# Exercise description
Wherever the word "info" appears in a line of the data, that line should be copied.

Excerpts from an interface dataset
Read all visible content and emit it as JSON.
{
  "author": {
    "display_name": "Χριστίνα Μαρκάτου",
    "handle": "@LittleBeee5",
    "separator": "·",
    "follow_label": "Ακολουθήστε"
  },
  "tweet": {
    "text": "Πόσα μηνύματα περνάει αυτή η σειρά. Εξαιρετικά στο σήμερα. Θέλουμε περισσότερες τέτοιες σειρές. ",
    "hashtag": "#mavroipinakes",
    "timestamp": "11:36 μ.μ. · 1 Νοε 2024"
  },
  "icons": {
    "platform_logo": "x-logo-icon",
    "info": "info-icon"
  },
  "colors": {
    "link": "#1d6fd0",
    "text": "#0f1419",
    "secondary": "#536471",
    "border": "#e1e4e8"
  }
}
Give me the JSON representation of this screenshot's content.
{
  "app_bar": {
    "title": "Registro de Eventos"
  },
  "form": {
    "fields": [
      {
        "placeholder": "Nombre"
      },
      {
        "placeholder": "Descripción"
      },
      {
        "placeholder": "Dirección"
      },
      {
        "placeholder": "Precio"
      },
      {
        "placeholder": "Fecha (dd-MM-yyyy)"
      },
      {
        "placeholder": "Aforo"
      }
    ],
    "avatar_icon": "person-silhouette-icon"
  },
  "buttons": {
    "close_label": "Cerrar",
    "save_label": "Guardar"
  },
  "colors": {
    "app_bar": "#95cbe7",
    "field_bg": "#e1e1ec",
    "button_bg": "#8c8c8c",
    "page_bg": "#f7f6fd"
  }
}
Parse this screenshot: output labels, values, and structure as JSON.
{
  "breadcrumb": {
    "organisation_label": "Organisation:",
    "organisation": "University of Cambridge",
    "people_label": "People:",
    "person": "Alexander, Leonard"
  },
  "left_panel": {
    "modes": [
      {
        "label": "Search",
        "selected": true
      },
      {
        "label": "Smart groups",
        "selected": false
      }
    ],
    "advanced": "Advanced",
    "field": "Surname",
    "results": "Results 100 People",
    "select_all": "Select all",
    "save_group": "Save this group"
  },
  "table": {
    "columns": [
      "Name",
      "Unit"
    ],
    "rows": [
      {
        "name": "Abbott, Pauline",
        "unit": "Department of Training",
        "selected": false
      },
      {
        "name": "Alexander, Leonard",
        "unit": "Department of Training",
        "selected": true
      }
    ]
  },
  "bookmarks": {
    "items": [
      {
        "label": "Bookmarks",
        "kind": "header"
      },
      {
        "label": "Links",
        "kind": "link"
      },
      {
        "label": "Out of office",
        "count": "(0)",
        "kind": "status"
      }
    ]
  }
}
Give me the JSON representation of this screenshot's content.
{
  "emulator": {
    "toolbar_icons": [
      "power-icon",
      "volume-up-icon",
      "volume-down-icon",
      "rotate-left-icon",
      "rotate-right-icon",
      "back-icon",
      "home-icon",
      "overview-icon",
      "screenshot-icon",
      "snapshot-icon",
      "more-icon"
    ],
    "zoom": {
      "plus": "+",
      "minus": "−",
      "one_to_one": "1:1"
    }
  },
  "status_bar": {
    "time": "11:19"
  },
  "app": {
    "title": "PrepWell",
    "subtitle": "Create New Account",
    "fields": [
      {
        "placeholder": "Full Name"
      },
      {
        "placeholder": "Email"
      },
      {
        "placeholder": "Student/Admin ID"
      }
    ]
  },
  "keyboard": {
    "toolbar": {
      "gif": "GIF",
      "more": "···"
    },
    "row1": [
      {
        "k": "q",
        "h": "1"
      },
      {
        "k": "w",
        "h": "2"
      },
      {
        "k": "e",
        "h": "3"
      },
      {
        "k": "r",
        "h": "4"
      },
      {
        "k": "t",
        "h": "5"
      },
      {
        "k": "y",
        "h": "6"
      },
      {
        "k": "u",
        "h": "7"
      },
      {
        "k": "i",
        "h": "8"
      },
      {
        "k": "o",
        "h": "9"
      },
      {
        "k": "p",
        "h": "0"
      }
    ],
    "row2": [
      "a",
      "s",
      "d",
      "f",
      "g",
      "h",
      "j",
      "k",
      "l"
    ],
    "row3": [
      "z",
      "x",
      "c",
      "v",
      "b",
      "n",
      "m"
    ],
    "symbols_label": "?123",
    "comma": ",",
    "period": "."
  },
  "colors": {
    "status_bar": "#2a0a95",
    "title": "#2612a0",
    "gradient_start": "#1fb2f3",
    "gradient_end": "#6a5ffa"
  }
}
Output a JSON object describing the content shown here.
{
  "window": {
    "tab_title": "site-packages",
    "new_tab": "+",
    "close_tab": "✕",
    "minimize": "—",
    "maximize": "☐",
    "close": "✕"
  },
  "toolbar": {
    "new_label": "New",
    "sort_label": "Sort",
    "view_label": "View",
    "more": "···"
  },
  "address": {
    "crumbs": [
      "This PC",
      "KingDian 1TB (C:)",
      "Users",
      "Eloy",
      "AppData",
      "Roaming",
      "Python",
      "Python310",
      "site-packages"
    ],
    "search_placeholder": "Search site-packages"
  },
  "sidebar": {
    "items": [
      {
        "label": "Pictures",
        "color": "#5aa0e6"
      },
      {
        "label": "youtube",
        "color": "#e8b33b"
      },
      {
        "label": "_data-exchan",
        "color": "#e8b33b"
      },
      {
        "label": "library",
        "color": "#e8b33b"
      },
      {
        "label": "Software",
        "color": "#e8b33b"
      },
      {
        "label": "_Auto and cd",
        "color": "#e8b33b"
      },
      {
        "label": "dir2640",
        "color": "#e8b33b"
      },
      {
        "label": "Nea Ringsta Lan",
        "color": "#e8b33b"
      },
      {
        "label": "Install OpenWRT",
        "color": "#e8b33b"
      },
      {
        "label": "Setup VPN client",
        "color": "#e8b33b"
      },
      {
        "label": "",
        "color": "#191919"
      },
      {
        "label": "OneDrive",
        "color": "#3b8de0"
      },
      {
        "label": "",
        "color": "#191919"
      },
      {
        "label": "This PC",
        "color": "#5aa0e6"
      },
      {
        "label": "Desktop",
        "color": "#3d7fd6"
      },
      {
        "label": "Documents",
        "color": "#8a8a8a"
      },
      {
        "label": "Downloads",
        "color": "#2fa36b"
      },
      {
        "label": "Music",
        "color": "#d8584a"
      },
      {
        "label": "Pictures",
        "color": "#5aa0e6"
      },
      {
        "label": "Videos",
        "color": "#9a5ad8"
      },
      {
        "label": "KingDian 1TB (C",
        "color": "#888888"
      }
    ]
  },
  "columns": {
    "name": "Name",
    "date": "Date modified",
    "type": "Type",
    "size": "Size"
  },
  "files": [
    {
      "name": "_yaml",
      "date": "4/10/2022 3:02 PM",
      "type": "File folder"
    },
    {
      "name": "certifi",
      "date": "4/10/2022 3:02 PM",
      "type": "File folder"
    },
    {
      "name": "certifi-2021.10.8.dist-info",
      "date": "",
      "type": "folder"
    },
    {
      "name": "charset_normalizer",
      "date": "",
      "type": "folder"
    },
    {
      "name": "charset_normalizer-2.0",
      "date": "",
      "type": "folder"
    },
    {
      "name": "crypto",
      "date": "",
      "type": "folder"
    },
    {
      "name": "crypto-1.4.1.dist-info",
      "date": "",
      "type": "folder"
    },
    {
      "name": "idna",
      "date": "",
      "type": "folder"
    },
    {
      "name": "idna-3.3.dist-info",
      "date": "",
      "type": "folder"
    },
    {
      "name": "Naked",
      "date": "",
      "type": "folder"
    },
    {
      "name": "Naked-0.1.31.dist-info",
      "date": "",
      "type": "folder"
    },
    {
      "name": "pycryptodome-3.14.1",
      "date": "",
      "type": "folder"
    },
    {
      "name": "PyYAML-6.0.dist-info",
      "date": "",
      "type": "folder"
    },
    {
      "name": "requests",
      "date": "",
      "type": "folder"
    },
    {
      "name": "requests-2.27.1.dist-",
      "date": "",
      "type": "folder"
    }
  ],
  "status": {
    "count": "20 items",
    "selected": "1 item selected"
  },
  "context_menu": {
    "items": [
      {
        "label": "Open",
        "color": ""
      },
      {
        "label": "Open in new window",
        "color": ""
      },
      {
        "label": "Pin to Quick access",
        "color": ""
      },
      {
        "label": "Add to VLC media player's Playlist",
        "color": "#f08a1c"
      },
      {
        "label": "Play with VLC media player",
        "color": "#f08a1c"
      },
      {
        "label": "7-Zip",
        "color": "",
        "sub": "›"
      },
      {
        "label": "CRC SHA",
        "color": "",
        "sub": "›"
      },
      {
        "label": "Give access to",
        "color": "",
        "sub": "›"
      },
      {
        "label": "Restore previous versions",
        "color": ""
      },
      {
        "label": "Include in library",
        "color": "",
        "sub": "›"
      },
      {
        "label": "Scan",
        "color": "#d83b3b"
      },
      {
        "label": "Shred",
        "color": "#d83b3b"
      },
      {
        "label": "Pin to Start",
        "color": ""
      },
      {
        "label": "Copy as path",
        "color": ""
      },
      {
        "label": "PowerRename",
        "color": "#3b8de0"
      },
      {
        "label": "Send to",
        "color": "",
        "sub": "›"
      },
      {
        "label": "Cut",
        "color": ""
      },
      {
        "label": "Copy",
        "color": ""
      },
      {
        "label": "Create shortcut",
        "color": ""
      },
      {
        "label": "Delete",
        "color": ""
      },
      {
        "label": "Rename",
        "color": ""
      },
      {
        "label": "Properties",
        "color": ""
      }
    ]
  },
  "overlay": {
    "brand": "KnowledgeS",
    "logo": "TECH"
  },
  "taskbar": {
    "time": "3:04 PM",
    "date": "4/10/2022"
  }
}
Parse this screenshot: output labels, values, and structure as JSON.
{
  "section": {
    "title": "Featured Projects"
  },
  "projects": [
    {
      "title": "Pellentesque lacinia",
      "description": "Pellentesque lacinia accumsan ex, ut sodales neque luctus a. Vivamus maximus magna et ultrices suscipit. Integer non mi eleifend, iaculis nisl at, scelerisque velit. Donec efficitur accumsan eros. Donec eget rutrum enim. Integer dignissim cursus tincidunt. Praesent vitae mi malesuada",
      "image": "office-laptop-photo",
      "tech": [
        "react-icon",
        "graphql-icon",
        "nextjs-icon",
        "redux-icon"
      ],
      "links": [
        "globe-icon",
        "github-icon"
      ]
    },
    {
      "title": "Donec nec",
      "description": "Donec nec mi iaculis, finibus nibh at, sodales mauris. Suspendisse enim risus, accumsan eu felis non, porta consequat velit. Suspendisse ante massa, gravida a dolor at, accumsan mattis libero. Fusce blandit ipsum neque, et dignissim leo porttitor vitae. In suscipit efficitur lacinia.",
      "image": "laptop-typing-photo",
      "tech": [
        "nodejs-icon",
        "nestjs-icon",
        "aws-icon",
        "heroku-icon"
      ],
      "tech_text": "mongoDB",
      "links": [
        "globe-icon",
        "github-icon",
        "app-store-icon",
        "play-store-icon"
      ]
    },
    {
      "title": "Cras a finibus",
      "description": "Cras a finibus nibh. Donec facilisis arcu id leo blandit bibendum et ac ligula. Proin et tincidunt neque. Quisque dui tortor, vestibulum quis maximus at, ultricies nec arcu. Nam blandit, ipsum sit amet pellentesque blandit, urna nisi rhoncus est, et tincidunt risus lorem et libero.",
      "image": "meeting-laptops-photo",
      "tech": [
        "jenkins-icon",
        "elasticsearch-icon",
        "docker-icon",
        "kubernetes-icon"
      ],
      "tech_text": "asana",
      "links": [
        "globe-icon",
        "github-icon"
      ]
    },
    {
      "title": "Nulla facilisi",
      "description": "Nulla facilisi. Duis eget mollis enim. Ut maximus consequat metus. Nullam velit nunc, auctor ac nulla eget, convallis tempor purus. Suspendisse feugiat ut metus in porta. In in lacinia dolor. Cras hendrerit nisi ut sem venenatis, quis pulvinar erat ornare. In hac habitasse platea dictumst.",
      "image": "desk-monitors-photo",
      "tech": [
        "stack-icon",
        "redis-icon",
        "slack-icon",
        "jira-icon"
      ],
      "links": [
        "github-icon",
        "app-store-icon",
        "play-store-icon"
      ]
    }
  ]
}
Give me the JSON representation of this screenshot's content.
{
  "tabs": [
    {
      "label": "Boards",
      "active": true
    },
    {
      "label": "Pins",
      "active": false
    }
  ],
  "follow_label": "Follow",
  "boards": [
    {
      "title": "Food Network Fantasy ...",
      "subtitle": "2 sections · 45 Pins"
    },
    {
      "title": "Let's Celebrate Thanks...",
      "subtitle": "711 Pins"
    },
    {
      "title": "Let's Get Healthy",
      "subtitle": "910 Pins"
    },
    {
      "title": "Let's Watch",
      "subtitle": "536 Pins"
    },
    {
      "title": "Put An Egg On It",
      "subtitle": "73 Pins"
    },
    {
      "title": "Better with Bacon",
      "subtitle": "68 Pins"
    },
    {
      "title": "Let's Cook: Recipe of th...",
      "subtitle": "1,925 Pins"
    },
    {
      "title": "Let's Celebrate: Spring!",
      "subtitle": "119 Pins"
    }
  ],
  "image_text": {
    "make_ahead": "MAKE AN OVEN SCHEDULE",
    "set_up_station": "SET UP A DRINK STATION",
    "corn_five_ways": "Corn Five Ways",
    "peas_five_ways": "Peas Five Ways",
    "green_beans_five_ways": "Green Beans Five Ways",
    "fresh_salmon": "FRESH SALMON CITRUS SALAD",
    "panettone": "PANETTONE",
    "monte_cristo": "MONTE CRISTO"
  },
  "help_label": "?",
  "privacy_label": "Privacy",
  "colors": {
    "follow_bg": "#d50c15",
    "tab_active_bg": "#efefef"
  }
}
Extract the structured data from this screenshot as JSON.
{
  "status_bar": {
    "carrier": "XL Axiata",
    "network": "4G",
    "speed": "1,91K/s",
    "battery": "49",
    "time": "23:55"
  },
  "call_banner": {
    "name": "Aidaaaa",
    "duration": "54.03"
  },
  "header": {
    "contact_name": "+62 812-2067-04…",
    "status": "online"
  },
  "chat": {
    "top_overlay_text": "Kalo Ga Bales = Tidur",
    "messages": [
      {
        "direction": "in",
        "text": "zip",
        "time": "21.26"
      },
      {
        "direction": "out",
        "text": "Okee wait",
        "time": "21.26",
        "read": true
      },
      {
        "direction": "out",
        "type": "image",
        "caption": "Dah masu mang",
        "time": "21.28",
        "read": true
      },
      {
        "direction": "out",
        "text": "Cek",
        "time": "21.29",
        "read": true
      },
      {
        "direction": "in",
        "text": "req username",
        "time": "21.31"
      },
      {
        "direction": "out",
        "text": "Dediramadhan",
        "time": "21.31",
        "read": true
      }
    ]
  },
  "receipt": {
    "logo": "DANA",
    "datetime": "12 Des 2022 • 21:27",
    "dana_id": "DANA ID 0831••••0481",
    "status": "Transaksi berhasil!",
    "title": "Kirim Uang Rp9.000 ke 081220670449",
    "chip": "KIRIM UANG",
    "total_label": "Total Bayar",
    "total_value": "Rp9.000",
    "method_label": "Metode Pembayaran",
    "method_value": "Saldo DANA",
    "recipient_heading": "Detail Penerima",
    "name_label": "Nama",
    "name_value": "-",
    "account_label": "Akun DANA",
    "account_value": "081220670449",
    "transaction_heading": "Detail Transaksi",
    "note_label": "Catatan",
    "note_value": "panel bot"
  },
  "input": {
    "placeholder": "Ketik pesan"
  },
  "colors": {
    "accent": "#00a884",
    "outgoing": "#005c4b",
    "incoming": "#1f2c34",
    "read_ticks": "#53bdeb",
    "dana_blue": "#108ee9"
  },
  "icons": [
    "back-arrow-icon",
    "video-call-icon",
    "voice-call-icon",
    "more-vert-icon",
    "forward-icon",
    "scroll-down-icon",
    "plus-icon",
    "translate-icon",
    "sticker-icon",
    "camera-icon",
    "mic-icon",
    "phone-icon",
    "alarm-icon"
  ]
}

# Response
    "info": "info-icon"
      "name": "certifi-2021.10.8.dist-info",
      "name": "crypto-1.4.1.dist-info",
      "name": "idna-3.3.dist-info",
      "name": "Naked-0.1.31.dist-info",
      "name": "PyYAML-6.0.dist-info",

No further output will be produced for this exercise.